# Stored items from a collection
Content starts
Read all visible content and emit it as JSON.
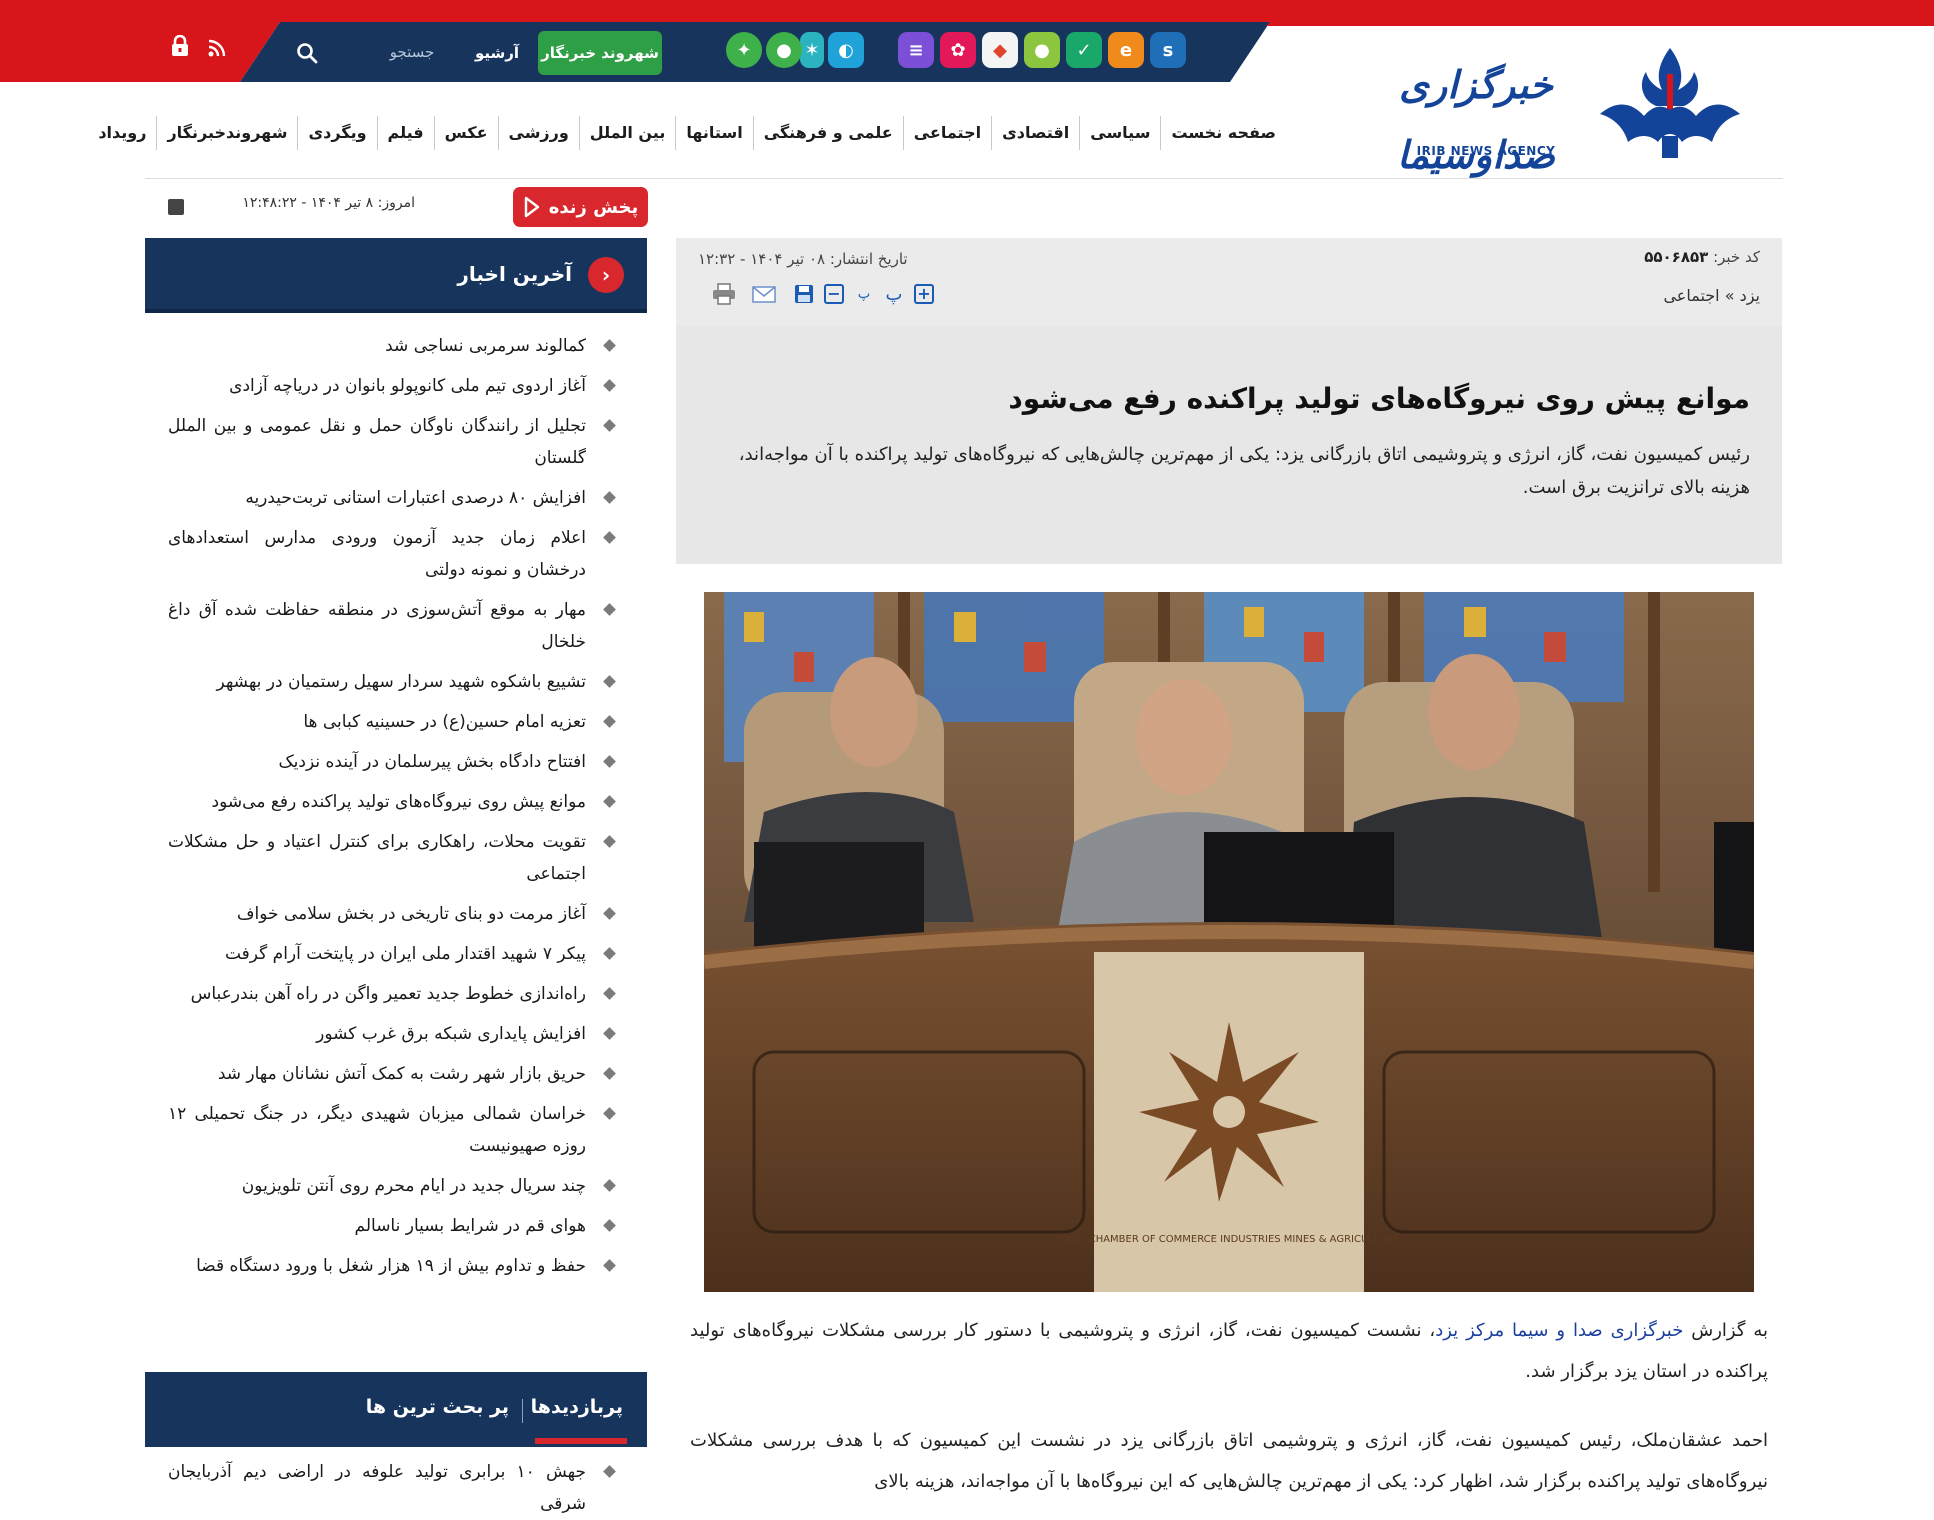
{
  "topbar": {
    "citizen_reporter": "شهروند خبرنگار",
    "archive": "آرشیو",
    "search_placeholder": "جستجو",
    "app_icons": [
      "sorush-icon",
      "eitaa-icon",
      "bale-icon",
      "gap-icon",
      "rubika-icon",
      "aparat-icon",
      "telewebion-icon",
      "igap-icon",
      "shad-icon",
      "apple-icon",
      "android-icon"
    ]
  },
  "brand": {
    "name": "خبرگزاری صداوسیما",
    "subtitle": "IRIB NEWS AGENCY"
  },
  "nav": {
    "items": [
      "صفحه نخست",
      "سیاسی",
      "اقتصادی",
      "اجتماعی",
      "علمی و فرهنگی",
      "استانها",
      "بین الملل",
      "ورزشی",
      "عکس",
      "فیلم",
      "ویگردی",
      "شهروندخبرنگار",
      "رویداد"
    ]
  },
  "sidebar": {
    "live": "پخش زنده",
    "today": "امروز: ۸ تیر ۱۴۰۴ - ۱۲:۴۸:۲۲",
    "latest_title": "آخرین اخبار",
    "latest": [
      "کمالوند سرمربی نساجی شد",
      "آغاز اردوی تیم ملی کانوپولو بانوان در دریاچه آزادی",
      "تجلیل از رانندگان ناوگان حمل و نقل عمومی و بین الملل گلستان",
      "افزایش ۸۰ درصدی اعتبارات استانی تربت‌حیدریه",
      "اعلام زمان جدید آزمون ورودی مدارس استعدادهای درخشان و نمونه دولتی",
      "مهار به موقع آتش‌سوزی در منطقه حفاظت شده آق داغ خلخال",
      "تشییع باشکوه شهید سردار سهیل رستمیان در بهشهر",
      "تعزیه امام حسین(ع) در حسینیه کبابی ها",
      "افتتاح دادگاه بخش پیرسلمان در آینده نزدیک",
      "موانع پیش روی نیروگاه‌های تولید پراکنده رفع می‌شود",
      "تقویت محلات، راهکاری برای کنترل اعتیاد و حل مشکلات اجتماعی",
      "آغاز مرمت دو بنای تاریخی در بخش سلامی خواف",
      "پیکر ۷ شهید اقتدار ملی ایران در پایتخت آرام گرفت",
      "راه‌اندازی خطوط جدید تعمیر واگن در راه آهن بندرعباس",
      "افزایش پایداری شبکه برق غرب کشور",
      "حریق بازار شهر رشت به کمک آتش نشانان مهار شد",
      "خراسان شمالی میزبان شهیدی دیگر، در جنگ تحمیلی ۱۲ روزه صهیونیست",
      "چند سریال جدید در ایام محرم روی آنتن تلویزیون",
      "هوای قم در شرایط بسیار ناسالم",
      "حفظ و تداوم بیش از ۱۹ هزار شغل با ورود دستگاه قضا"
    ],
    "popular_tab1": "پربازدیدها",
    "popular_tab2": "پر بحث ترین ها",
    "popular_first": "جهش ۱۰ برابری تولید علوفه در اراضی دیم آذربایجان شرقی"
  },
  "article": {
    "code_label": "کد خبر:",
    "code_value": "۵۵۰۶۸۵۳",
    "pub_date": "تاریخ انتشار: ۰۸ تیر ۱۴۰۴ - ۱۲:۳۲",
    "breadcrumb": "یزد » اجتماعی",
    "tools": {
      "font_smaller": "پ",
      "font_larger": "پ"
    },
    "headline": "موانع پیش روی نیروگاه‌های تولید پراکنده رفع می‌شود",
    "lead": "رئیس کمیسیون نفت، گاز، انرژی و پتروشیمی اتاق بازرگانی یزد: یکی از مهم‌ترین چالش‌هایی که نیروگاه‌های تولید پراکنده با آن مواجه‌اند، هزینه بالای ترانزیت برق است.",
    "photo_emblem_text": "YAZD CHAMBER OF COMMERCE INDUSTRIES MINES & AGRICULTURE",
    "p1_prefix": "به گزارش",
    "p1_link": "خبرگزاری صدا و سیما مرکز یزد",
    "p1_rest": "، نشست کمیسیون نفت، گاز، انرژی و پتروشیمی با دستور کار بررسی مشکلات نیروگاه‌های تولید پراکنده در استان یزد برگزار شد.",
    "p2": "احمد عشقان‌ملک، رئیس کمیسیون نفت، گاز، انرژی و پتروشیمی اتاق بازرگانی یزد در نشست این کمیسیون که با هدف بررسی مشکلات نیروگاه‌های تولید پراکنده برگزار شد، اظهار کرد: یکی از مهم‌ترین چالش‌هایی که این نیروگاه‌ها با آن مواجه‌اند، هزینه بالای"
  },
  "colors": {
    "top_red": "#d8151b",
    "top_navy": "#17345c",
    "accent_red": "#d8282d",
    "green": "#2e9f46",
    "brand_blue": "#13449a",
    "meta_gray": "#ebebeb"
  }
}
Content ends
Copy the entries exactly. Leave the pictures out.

# Answer to the problem
Read all visible content and emit it as JSON.
{
  "topbar": {
    "citizen_reporter": "شهروند خبرنگار",
    "archive": "آرشیو",
    "search_placeholder": "جستجو",
    "app_icons": [
      "sorush-icon",
      "eitaa-icon",
      "bale-icon",
      "gap-icon",
      "rubika-icon",
      "aparat-icon",
      "telewebion-icon",
      "igap-icon",
      "shad-icon",
      "apple-icon",
      "android-icon"
    ]
  },
  "brand": {
    "name": "خبرگزاری صداوسیما",
    "subtitle": "IRIB NEWS AGENCY"
  },
  "nav": {
    "items": [
      "صفحه نخست",
      "سیاسی",
      "اقتصادی",
      "اجتماعی",
      "علمی و فرهنگی",
      "استانها",
      "بین الملل",
      "ورزشی",
      "عکس",
      "فیلم",
      "ویگردی",
      "شهروندخبرنگار",
      "رویداد"
    ]
  },
  "sidebar": {
    "live": "پخش زنده",
    "today": "امروز: ۸ تیر ۱۴۰۴ - ۱۲:۴۸:۲۲",
    "latest_title": "آخرین اخبار",
    "latest": [
      "کمالوند سرمربی نساجی شد",
      "آغاز اردوی تیم ملی کانوپولو بانوان در دریاچه آزادی",
      "تجلیل از رانندگان ناوگان حمل و نقل عمومی و بین الملل گلستان",
      "افزایش ۸۰ درصدی اعتبارات استانی تربت‌حیدریه",
      "اعلام زمان جدید آزمون ورودی مدارس استعدادهای درخشان و نمونه دولتی",
      "مهار به موقع آتش‌سوزی در منطقه حفاظت شده آق داغ خلخال",
      "تشییع باشکوه شهید سردار سهیل رستمیان در بهشهر",
      "تعزیه امام حسین(ع) در حسینیه کبابی ها",
      "افتتاح دادگاه بخش پیرسلمان در آینده نزدیک",
      "موانع پیش روی نیروگاه‌های تولید پراکنده رفع می‌شود",
      "تقویت محلات، راهکاری برای کنترل اعتیاد و حل مشکلات اجتماعی",
      "آغاز مرمت دو بنای تاریخی در بخش سلامی خواف",
      "پیکر ۷ شهید اقتدار ملی ایران در پایتخت آرام گرفت",
      "راه‌اندازی خطوط جدید تعمیر واگن در راه آهن بندرعباس",
      "افزایش پایداری شبکه برق غرب کشور",
      "حریق بازار شهر رشت به کمک آتش نشانان مهار شد",
      "خراسان شمالی میزبان شهیدی دیگر، در جنگ تحمیلی ۱۲ روزه صهیونیست",
      "چند سریال جدید در ایام محرم روی آنتن تلویزیون",
      "هوای قم در شرایط بسیار ناسالم",
      "حفظ و تداوم بیش از ۱۹ هزار شغل با ورود دستگاه قضا"
    ],
    "popular_tab1": "پربازدیدها",
    "popular_tab2": "پر بحث ترین ها",
    "popular_first": "جهش ۱۰ برابری تولید علوفه در اراضی دیم آذربایجان شرقی"
  },
  "article": {
    "code_label": "کد خبر:",
    "code_value": "۵۵۰۶۸۵۳",
    "pub_date": "تاریخ انتشار: ۰۸ تیر ۱۴۰۴ - ۱۲:۳۲",
    "breadcrumb": "یزد » اجتماعی",
    "tools": {
      "font_smaller": "پ",
      "font_larger": "پ"
    },
    "headline": "موانع پیش روی نیروگاه‌های تولید پراکنده رفع می‌شود",
    "lead": "رئیس کمیسیون نفت، گاز، انرژی و پتروشیمی اتاق بازرگانی یزد: یکی از مهم‌ترین چالش‌هایی که نیروگاه‌های تولید پراکنده با آن مواجه‌اند، هزینه بالای ترانزیت برق است.",
    "photo_emblem_text": "YAZD CHAMBER OF COMMERCE INDUSTRIES MINES & AGRICULTURE",
    "p1_prefix": "به گزارش",
    "p1_link": "خبرگزاری صدا و سیما مرکز یزد",
    "p1_rest": "، نشست کمیسیون نفت، گاز، انرژی و پتروشیمی با دستور کار بررسی مشکلات نیروگاه‌های تولید پراکنده در استان یزد برگزار شد.",
    "p2": "احمد عشقان‌ملک، رئیس کمیسیون نفت، گاز، انرژی و پتروشیمی اتاق بازرگانی یزد در نشست این کمیسیون که با هدف بررسی مشکلات نیروگاه‌های تولید پراکنده برگزار شد، اظهار کرد: یکی از مهم‌ترین چالش‌هایی که این نیروگاه‌ها با آن مواجه‌اند، هزینه بالای"
  },
  "colors": {
    "top_red": "#d8151b",
    "top_navy": "#17345c",
    "accent_red": "#d8282d",
    "green": "#2e9f46",
    "brand_blue": "#13449a",
    "meta_gray": "#ebebeb"
  }
}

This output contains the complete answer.